# How to plot multiple nLTTs and their average

#### 2018-04-18

The nLTT package facilitates plotting one or more nLTT plots, using nllt_plot and nllt_lines.

These functions, however, do not show the average nLTT plot.

The function nltts_plot plots multiple nLTT plots and shows the average nLTT. This helps in getting a quick visualization of your data.

For working with the raw values, get_nltt_values is preferably used.

### Example: Easy trees

Create two easy trees:

newick1 <- "((A:1,B:1):2,C:3);"
newick2 <- "((A:2,B:2):1,C:3);"

There are very similar. phylogeny1 has short tips:

ape::plot.phylo(phylogeny1)

This can be observed in the nLTT plot:

nLTT::nltt_plot(phylogeny1, ylim = c(0, 1))

phylogeny2 has longer tips:

ape::plot.phylo(phylogeny2)

Also this can be observed in the nLTT plot:

nLTT::nltt_plot(phylogeny2, ylim = c(0, 1))

The average nLTT plot should be somewhere in the middle.

The same, now shown as a plot:

nLTT::nltts_plot(c(phylogeny1, phylogeny2), dt = 0.20, plot_nltts = TRUE)

### Example: Harder trees

Create two easy trees:

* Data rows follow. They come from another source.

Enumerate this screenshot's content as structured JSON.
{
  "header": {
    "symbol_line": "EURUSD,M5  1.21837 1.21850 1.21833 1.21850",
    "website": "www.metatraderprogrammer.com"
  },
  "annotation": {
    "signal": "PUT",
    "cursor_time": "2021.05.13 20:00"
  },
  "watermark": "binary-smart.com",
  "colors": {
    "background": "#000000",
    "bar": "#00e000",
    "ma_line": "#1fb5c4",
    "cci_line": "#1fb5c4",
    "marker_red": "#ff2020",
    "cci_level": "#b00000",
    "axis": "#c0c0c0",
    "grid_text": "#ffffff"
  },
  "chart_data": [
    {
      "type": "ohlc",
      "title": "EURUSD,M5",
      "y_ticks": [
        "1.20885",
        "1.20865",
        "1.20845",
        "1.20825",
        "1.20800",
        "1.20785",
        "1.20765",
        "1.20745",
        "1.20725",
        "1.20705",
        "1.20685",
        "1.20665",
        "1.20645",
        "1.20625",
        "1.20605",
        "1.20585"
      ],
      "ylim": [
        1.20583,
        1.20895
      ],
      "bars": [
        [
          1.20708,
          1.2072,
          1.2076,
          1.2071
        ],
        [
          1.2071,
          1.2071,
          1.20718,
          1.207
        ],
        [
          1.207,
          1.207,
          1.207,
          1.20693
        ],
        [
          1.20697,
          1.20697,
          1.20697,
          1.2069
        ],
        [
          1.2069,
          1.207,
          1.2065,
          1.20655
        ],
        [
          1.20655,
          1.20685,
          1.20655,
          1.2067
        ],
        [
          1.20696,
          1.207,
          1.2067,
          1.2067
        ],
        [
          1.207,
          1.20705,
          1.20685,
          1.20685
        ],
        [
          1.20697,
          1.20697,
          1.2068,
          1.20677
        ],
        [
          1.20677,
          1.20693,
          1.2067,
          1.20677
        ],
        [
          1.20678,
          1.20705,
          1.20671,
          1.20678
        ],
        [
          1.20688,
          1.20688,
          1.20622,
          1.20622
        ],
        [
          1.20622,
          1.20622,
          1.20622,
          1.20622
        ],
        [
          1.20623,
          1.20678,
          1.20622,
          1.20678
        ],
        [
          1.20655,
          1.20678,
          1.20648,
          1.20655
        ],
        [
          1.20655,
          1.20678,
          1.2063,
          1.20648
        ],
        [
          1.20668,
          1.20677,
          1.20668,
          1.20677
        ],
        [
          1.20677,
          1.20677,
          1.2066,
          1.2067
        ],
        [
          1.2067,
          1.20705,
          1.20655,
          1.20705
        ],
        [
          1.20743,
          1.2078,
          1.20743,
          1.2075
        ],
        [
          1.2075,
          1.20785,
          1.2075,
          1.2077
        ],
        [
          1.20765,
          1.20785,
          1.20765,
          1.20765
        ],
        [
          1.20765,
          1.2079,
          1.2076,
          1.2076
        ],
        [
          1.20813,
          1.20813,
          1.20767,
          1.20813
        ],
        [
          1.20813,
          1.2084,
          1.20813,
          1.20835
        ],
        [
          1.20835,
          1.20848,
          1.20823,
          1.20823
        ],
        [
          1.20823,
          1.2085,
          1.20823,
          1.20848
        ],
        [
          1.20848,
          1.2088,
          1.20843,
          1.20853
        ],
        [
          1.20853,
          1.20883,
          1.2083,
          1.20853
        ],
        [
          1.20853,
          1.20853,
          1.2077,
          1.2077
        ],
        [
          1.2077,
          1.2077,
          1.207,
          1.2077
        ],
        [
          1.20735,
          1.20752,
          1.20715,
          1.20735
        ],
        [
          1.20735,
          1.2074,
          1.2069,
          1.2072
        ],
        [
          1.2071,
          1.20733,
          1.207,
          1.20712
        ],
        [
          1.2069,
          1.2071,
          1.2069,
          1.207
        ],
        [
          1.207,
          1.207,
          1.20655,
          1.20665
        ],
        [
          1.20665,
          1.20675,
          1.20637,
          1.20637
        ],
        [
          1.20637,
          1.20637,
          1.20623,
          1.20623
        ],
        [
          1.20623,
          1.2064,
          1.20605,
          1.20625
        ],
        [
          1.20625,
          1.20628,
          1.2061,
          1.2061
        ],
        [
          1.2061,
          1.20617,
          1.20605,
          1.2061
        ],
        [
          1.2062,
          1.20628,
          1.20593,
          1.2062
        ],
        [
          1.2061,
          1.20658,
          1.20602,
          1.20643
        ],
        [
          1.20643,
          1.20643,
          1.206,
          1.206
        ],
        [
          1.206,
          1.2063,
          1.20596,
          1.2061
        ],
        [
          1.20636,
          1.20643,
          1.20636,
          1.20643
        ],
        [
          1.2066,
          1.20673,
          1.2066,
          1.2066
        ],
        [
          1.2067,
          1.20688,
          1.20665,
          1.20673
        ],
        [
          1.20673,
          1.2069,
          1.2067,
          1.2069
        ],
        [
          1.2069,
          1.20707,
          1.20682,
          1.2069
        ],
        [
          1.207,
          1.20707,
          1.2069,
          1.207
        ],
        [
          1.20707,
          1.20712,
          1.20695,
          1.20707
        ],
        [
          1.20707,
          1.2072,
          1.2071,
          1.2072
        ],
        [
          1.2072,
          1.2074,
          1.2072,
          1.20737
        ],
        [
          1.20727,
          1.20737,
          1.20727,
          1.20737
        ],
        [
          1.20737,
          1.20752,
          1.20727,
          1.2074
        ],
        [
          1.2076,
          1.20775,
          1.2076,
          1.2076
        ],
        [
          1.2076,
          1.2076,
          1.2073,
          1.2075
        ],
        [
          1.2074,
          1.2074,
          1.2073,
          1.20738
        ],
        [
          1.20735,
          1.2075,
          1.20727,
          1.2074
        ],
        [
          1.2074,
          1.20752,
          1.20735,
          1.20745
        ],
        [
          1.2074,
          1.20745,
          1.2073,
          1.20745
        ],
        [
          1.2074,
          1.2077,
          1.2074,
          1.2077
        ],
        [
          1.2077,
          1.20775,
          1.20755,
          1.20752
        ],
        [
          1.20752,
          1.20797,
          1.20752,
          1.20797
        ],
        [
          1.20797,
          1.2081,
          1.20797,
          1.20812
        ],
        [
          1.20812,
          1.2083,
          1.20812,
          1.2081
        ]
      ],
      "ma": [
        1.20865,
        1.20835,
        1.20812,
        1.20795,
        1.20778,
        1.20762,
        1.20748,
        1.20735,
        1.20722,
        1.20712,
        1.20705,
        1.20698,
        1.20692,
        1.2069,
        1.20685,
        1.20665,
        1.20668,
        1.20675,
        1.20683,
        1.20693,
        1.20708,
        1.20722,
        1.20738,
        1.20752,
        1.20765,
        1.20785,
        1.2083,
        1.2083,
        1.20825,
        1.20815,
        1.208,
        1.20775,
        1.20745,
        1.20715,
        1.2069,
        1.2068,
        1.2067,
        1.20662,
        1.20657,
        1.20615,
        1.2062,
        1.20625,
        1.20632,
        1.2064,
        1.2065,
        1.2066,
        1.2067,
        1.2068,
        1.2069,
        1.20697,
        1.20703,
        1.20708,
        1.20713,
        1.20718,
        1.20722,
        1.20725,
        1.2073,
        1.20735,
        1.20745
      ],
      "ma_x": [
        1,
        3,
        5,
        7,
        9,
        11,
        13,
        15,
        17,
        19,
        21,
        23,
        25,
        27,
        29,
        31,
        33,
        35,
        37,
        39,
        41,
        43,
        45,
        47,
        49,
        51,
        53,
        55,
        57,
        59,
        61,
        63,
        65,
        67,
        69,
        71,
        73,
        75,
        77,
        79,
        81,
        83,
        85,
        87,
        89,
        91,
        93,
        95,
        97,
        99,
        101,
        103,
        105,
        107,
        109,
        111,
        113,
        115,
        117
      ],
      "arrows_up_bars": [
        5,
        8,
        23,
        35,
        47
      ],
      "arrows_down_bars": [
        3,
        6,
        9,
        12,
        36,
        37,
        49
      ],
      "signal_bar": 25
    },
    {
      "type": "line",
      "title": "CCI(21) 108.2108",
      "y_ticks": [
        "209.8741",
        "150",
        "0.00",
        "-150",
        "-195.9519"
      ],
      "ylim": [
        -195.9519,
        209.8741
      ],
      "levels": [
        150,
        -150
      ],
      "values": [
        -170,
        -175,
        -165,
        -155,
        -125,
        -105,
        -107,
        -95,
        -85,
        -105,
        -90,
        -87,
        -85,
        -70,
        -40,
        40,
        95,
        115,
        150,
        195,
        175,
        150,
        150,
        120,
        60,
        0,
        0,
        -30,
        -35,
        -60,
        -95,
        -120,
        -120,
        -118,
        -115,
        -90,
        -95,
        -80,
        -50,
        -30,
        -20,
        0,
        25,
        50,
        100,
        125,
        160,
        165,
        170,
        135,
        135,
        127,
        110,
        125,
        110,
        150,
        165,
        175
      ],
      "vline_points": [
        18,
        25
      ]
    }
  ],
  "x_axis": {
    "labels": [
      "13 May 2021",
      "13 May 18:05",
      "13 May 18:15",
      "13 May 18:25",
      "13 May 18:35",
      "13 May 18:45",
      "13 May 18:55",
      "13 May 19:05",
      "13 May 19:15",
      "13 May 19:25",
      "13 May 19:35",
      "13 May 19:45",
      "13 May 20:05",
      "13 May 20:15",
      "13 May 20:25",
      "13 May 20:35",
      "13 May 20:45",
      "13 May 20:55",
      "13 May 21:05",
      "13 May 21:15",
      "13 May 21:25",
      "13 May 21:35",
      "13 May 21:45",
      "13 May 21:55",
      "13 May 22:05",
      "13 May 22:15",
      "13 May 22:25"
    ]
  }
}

newick1 <- "((A:1,B:1):1,(C:1,D:1):1);"
newick2 <- paste0("((((XD:1,ZD:1):1,CE:2):1,(FE:2,EE:2):1):4,((AE:1,BE:1):1,",
"(WD:1,YD:1):1):5);"
)

There are different. phylogeny1 is relatively simple, with two branching events happening at the same time:

ape::plot.phylo(phylogeny1)

This can be observed in the nLTT plot:

nLTT::nltt_plot(phylogeny1, ylim = c(0, 1))

phylogeny2 is more elaborate:

ape::plot.phylo(phylogeny2)